Try it: Take the records below and copy them exactly.

Recorded information:
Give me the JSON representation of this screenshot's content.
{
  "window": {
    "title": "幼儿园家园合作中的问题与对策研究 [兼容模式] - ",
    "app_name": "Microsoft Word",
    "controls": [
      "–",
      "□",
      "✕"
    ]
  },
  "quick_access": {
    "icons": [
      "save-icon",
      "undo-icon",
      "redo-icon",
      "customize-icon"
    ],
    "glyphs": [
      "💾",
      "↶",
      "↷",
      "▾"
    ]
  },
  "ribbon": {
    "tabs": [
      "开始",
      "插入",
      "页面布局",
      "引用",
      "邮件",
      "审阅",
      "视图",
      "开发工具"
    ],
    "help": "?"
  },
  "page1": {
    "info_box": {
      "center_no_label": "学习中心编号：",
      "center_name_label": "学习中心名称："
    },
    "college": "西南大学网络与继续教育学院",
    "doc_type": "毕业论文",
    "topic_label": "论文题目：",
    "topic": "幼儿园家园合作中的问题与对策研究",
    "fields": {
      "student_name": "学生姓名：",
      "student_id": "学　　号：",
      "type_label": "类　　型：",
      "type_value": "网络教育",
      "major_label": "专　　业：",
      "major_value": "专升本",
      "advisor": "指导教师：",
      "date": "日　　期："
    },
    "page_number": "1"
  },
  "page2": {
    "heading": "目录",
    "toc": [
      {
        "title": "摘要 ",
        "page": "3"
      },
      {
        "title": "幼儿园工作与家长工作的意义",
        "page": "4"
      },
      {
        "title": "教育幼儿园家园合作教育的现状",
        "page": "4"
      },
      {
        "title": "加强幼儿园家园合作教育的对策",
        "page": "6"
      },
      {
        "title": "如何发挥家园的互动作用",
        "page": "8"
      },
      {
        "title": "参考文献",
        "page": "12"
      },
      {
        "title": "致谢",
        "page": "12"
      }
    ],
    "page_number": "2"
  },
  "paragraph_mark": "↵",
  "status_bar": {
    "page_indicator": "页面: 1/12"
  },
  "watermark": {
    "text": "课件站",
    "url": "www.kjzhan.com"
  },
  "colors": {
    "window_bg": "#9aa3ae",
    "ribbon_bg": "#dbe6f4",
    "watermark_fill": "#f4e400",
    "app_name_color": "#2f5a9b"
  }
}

Output for this exercise:
Give me the JSON representation of this screenshot's content.
{
  "window": {
    "title": "幼儿园家园合作中的问题与对策研究 [兼容模式] - ",
    "app_name": "Microsoft Word",
    "controls": [
      "–",
      "□",
      "✕"
    ]
  },
  "quick_access": {
    "icons": [
      "save-icon",
      "undo-icon",
      "redo-icon",
      "customize-icon"
    ],
    "glyphs": [
      "💾",
      "↶",
      "↷",
      "▾"
    ]
  },
  "ribbon": {
    "tabs": [
      "开始",
      "插入",
      "页面布局",
      "引用",
      "邮件",
      "审阅",
      "视图",
      "开发工具"
    ],
    "help": "?"
  },
  "page1": {
    "info_box": {
      "center_no_label": "学习中心编号：",
      "center_name_label": "学习中心名称："
    },
    "college": "西南大学网络与继续教育学院",
    "doc_type": "毕业论文",
    "topic_label": "论文题目：",
    "topic": "幼儿园家园合作中的问题与对策研究",
    "fields": {
      "student_name": "学生姓名：",
      "student_id": "学　　号：",
      "type_label": "类　　型：",
      "type_value": "网络教育",
      "major_label": "专　　业：",
      "major_value": "专升本",
      "advisor": "指导教师：",
      "date": "日　　期："
    },
    "page_number": "1"
  },
  "page2": {
    "heading": "目录",
    "toc": [
      {
        "title": "摘要 ",
        "page": "3"
      },
      {
        "title": "幼儿园工作与家长工作的意义",
        "page": "4"
      },
      {
        "title": "教育幼儿园家园合作教育的现状",
        "page": "4"
      },
      {
        "title": "加强幼儿园家园合作教育的对策",
        "page": "6"
      },
      {
        "title": "如何发挥家园的互动作用",
        "page": "8"
      },
      {
        "title": "参考文献",
        "page": "12"
      },
      {
        "title": "致谢",
        "page": "12"
      }
    ],
    "page_number": "2"
  },
  "paragraph_mark": "↵",
  "status_bar": {
    "page_indicator": "页面: 1/12"
  },
  "watermark": {
    "text": "课件站",
    "url": "www.kjzhan.com"
  },
  "colors": {
    "window_bg": "#9aa3ae",
    "ribbon_bg": "#dbe6f4",
    "watermark_fill": "#f4e400",
    "app_name_color": "#2f5a9b"
  }
}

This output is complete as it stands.